[Dataset rows for apps and sites]
────────────────────────────────────────

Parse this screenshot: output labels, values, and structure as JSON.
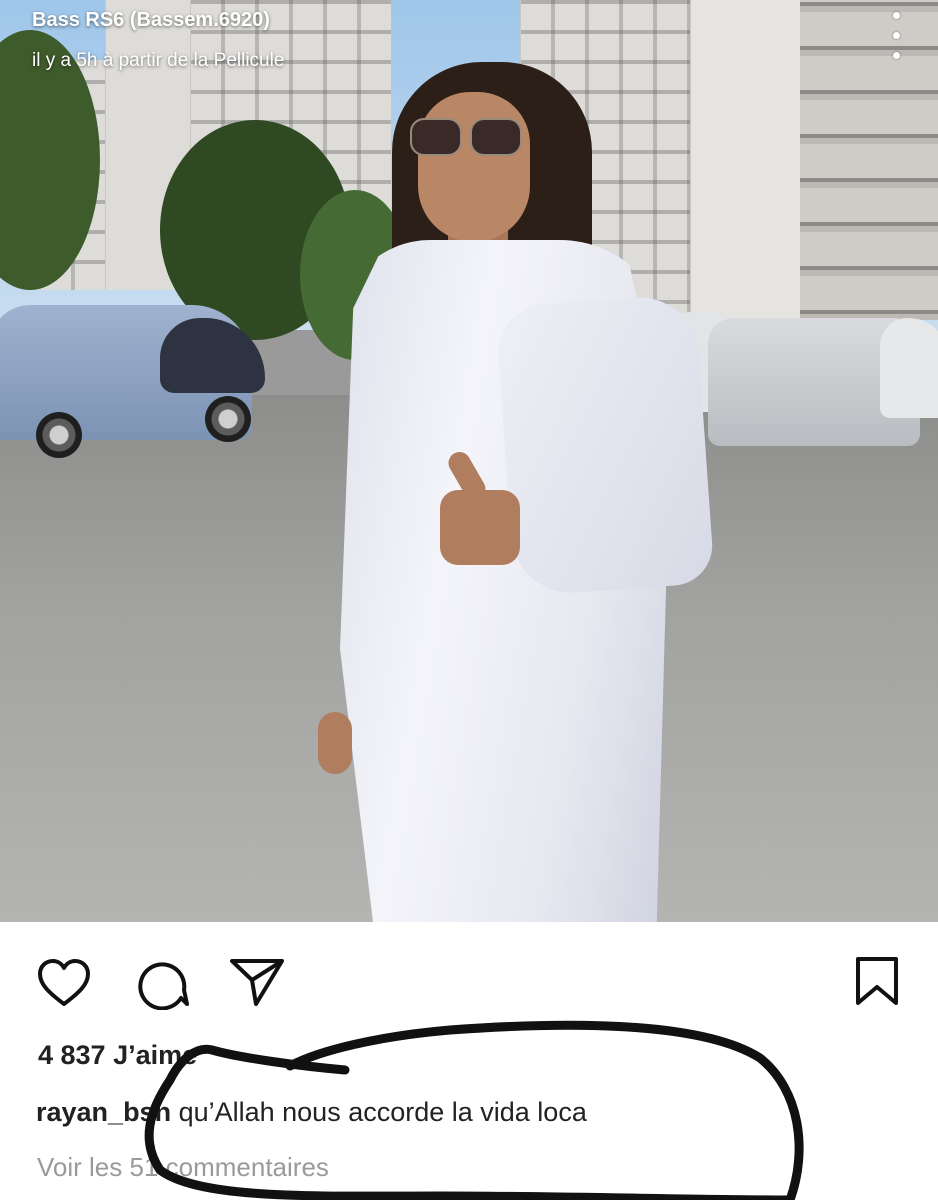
{
  "story_header": {
    "author": "Bass RS6 (Bassem.6920)",
    "subtitle": "il y a 5h à partir de la Pellicule"
  },
  "post": {
    "likes_text": "4 837 J’aime",
    "caption_username": "rayan_bsn",
    "caption_text": " qu’Allah nous accorde la vida loca",
    "view_comments": "Voir les 51 commentaires"
  },
  "icons": {
    "more": "more-vertical-icon",
    "like": "heart-icon",
    "comment": "comment-icon",
    "share": "paper-plane-icon",
    "save": "bookmark-icon"
  },
  "colors": {
    "text": "#222222",
    "muted": "#9a9a9a",
    "scribble": "#111111"
  }
}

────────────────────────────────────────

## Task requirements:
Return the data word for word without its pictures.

## Task result:
Parse this screenshot: output labels, values, and structure as JSON.
{
  "story_header": {
    "author": "Bass RS6 (Bassem.6920)",
    "subtitle": "il y a 5h à partir de la Pellicule"
  },
  "post": {
    "likes_text": "4 837 J’aime",
    "caption_username": "rayan_bsn",
    "caption_text": " qu’Allah nous accorde la vida loca",
    "view_comments": "Voir les 51 commentaires"
  },
  "icons": {
    "more": "more-vertical-icon",
    "like": "heart-icon",
    "comment": "comment-icon",
    "share": "paper-plane-icon",
    "save": "bookmark-icon"
  },
  "colors": {
    "text": "#222222",
    "muted": "#9a9a9a",
    "scribble": "#111111"
  }
}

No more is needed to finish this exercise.